**Aim of the task:**
Your task is to copy every line of this material exactly.

============

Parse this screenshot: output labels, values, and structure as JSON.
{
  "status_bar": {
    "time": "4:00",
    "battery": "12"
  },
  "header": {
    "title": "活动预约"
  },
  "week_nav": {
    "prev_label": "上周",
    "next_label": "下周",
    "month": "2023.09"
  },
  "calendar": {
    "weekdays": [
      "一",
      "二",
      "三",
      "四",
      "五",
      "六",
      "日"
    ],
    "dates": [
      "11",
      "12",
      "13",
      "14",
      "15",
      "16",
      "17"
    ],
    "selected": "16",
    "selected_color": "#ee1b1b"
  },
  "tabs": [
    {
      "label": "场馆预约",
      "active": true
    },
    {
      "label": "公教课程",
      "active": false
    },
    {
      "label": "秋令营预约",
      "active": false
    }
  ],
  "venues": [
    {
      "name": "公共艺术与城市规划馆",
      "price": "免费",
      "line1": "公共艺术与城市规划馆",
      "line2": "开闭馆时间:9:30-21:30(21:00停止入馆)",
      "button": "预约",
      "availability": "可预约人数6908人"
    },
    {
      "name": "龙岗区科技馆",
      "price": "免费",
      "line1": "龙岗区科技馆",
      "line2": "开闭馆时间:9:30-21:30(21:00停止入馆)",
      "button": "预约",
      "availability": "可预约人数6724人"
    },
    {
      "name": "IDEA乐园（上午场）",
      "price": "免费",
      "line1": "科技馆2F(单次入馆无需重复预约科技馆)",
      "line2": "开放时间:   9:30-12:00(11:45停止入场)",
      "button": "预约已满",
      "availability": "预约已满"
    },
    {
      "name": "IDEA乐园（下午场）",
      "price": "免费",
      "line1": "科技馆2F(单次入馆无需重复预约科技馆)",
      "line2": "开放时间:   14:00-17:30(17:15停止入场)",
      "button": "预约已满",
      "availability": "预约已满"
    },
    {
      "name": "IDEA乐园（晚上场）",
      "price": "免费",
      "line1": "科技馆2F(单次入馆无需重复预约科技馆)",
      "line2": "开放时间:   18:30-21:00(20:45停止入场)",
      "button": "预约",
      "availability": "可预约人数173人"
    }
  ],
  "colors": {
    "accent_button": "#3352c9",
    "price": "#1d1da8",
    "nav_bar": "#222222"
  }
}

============

**Exercise solution:**
Parse this screenshot: output labels, values, and structure as JSON.
{
  "status_bar": {
    "time": "4:00",
    "battery": "12"
  },
  "header": {
    "title": "活动预约"
  },
  "week_nav": {
    "prev_label": "上周",
    "next_label": "下周",
    "month": "2023.09"
  },
  "calendar": {
    "weekdays": [
      "一",
      "二",
      "三",
      "四",
      "五",
      "六",
      "日"
    ],
    "dates": [
      "11",
      "12",
      "13",
      "14",
      "15",
      "16",
      "17"
    ],
    "selected": "16",
    "selected_color": "#ee1b1b"
  },
  "tabs": [
    {
      "label": "场馆预约",
      "active": true
    },
    {
      "label": "公教课程",
      "active": false
    },
    {
      "label": "秋令营预约",
      "active": false
    }
  ],
  "venues": [
    {
      "name": "公共艺术与城市规划馆",
      "price": "免费",
      "line1": "公共艺术与城市规划馆",
      "line2": "开闭馆时间:9:30-21:30(21:00停止入馆)",
      "button": "预约",
      "availability": "可预约人数6908人"
    },
    {
      "name": "龙岗区科技馆",
      "price": "免费",
      "line1": "龙岗区科技馆",
      "line2": "开闭馆时间:9:30-21:30(21:00停止入馆)",
      "button": "预约",
      "availability": "可预约人数6724人"
    },
    {
      "name": "IDEA乐园（上午场）",
      "price": "免费",
      "line1": "科技馆2F(单次入馆无需重复预约科技馆)",
      "line2": "开放时间:   9:30-12:00(11:45停止入场)",
      "button": "预约已满",
      "availability": "预约已满"
    },
    {
      "name": "IDEA乐园（下午场）",
      "price": "免费",
      "line1": "科技馆2F(单次入馆无需重复预约科技馆)",
      "line2": "开放时间:   14:00-17:30(17:15停止入场)",
      "button": "预约已满",
      "availability": "预约已满"
    },
    {
      "name": "IDEA乐园（晚上场）",
      "price": "免费",
      "line1": "科技馆2F(单次入馆无需重复预约科技馆)",
      "line2": "开放时间:   18:30-21:00(20:45停止入场)",
      "button": "预约",
      "availability": "可预约人数173人"
    }
  ],
  "colors": {
    "accent_button": "#3352c9",
    "price": "#1d1da8",
    "nav_bar": "#222222"
  }
}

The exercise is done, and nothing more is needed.